The Supreme Court Thursday refused to allow a victim of the Delhi violence to intervene in the matter pertaining to alleged hate speech by activist Harsh Mander during anti-CAA protests, PTI reported. This comes a day after the Delhi Police filed an affidavit in the top court, seeking initiation of contempt proceedings against the activist for his alleged remarks about the Supreme Court and Parliament.
Appearing for Mander, senior advocate Colin Gonsalves told a bench headed by Chief Justice of India SA Bobde that a riot victim wanted to intervene in the activist’s case. To this, the CJI said, “We will not allow you to intervene.”
When Gonsalves proposed to place the alleged hate speech video by Mander on record, the CJI said the court had already asked the solicitor general to do so. “We had asked the solicitor general to put it (video of alleged hate speech by Mander) on record. We don’t need you in that proceeding,” the CJI said.

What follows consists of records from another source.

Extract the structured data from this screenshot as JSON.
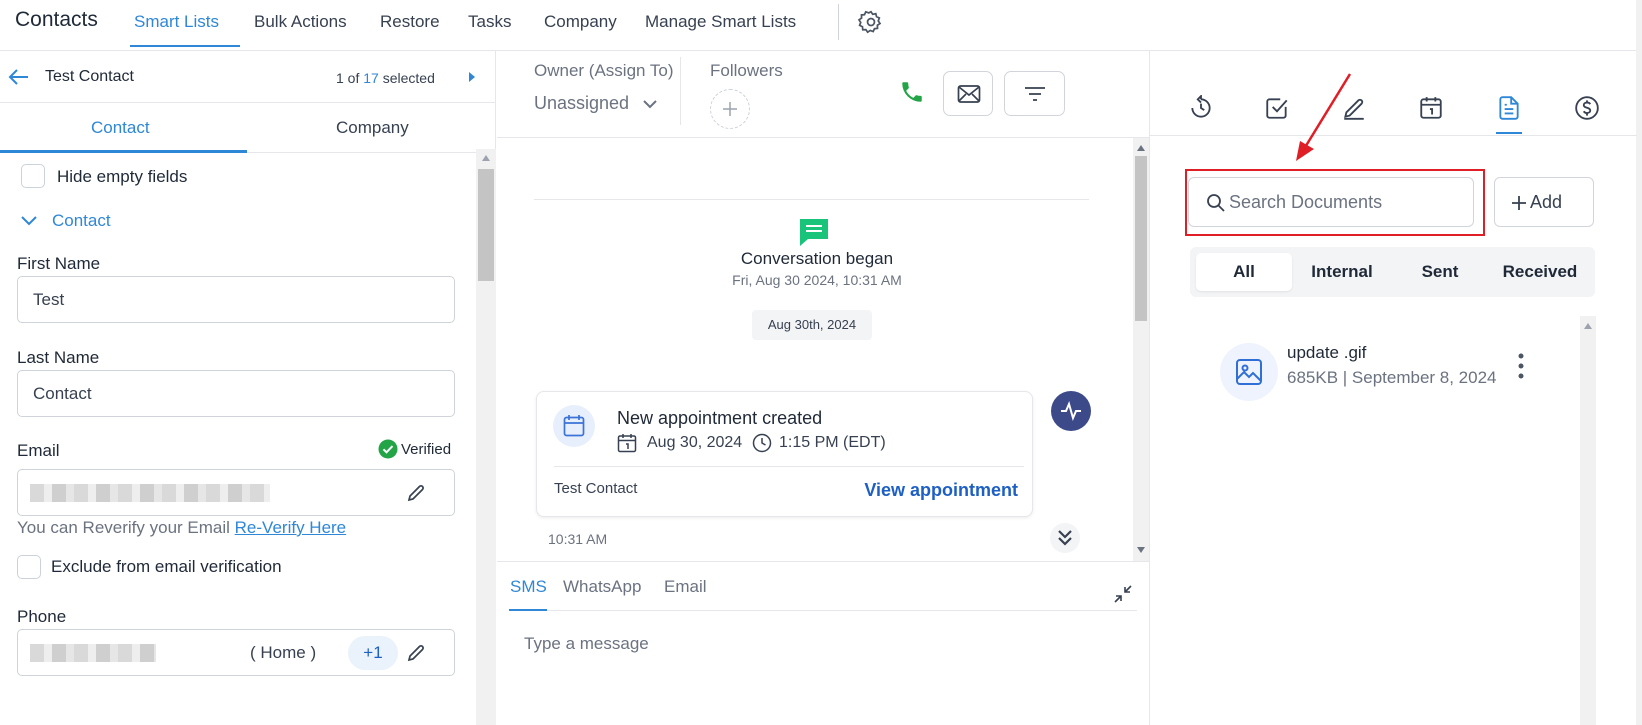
{
  "topnav": {
    "title": "Contacts",
    "items": [
      "Smart Lists",
      "Bulk Actions",
      "Restore",
      "Tasks",
      "Company",
      "Manage Smart Lists"
    ],
    "active": "Smart Lists"
  },
  "contact_panel": {
    "name": "Test Contact",
    "selection": {
      "index": "1 of",
      "total": "17",
      "suffix": "selected"
    },
    "tabs": [
      "Contact",
      "Company"
    ],
    "hide_empty_label": "Hide empty fields",
    "section_title": "Contact",
    "first_name": {
      "label": "First Name",
      "value": "Test"
    },
    "last_name": {
      "label": "Last Name",
      "value": "Contact"
    },
    "email": {
      "label": "Email",
      "verified_label": "Verified",
      "reverify_text": "You can Reverify your Email",
      "reverify_link": "Re-Verify Here"
    },
    "exclude_label": "Exclude from email verification",
    "phone": {
      "label": "Phone",
      "type": "( Home )",
      "extra": "+1"
    }
  },
  "conversation": {
    "owner_label": "Owner (Assign To)",
    "owner_value": "Unassigned",
    "followers_label": "Followers",
    "began_title": "Conversation began",
    "began_time": "Fri, Aug 30 2024, 10:31 AM",
    "date_chip": "Aug 30th, 2024",
    "appointment": {
      "title": "New appointment created",
      "date": "Aug 30, 2024",
      "time": "1:15 PM (EDT)",
      "contact": "Test Contact",
      "link": "View appointment"
    },
    "last_time": "10:31 AM",
    "channels": [
      "SMS",
      "WhatsApp",
      "Email"
    ],
    "active_channel": "SMS",
    "message_placeholder": "Type a message"
  },
  "documents": {
    "search_placeholder": "Search Documents",
    "add_label": "Add",
    "filters": [
      "All",
      "Internal",
      "Sent",
      "Received"
    ],
    "active_filter": "All",
    "files": [
      {
        "name": "update .gif",
        "meta": "685KB | September 8, 2024"
      }
    ]
  },
  "colors": {
    "accent": "#2f87d7",
    "verified": "#22a447",
    "phone": "#22a447",
    "highlight": "#e01e26",
    "activity": "#3d4a8a",
    "link": "#1d5fc4"
  }
}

In its affidavit, the Delhi Police had accused Mander of instigating violence via a speech and said he is “known for taking a contemptuous stand and bringing the judiciary, as an institution, and individual judges in disrepute”.
Police urged the court to not only impose exemplary costs but also initiate contempt of court proceedings against him. The affidavit was filed after the Centre had leveled similar allegations against Mander before the court.
Taking strong note of the Centre’s allegations, the apex court refused to hear Mander’s plea where he had sought registration of FIRs against BJP leaders Kapil Mishra, Anurag Thakur and Parvesh Sahib Singh for their alleged hate speeches in the run-up to the Delhi assembly elections. The court, however, sent other pleas to the Delhi High Court which are listed for March 6.
Solicitor General Tushar Mehta had referred to some of the alleged hate speeches delivered by Mander during the anti-CAA protests and at the Jamia Millia Islamia on December 16 last year.
He had read out in court certain excerpts from alleged speeches of Mander and said they included objectionable statements about the apex court, Parliament and the government.